* [Problem] Your answer should be the records below, repeated exactly as they stand.
------------------------------------------------
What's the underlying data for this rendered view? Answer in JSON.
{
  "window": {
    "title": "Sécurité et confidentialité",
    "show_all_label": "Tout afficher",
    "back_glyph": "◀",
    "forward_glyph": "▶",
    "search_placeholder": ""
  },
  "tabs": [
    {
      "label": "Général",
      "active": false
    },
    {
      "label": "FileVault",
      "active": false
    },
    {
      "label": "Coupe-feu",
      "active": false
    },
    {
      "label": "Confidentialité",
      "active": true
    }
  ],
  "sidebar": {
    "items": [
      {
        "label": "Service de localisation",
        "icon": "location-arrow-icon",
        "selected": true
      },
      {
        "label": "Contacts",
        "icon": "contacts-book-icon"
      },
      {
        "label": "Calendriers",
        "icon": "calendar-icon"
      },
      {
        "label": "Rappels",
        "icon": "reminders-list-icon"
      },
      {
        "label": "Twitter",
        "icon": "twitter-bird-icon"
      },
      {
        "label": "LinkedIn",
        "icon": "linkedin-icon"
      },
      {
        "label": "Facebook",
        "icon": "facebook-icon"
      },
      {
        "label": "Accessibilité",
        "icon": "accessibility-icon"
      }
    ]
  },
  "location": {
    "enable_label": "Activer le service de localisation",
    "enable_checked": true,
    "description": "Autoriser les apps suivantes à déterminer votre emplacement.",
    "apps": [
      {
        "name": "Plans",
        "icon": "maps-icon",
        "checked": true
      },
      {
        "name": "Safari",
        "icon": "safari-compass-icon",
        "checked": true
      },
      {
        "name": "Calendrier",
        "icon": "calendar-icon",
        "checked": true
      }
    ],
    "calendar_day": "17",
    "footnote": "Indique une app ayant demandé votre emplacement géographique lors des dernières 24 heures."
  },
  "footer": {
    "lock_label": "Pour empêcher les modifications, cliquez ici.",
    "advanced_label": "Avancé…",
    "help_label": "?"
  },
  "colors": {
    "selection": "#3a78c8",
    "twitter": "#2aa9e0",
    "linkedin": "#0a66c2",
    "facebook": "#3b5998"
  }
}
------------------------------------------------
* [Answer box]
What's the underlying data for this rendered view? Answer in JSON.
{
  "window": {
    "title": "Sécurité et confidentialité",
    "show_all_label": "Tout afficher",
    "back_glyph": "◀",
    "forward_glyph": "▶",
    "search_placeholder": ""
  },
  "tabs": [
    {
      "label": "Général",
      "active": false
    },
    {
      "label": "FileVault",
      "active": false
    },
    {
      "label": "Coupe-feu",
      "active": false
    },
    {
      "label": "Confidentialité",
      "active": true
    }
  ],
  "sidebar": {
    "items": [
      {
        "label": "Service de localisation",
        "icon": "location-arrow-icon",
        "selected": true
      },
      {
        "label": "Contacts",
        "icon": "contacts-book-icon"
      },
      {
        "label": "Calendriers",
        "icon": "calendar-icon"
      },
      {
        "label": "Rappels",
        "icon": "reminders-list-icon"
      },
      {
        "label": "Twitter",
        "icon": "twitter-bird-icon"
      },
      {
        "label": "LinkedIn",
        "icon": "linkedin-icon"
      },
      {
        "label": "Facebook",
        "icon": "facebook-icon"
      },
      {
        "label": "Accessibilité",
        "icon": "accessibility-icon"
      }
    ]
  },
  "location": {
    "enable_label": "Activer le service de localisation",
    "enable_checked": true,
    "description": "Autoriser les apps suivantes à déterminer votre emplacement.",
    "apps": [
      {
        "name": "Plans",
        "icon": "maps-icon",
        "checked": true
      },
      {
        "name": "Safari",
        "icon": "safari-compass-icon",
        "checked": true
      },
      {
        "name": "Calendrier",
        "icon": "calendar-icon",
        "checked": true
      }
    ],
    "calendar_day": "17",
    "footnote": "Indique une app ayant demandé votre emplacement géographique lors des dernières 24 heures."
  },
  "footer": {
    "lock_label": "Pour empêcher les modifications, cliquez ici.",
    "advanced_label": "Avancé…",
    "help_label": "?"
  },
  "colors": {
    "selection": "#3a78c8",
    "twitter": "#2aa9e0",
    "linkedin": "#0a66c2",
    "facebook": "#3b5998"
  }
}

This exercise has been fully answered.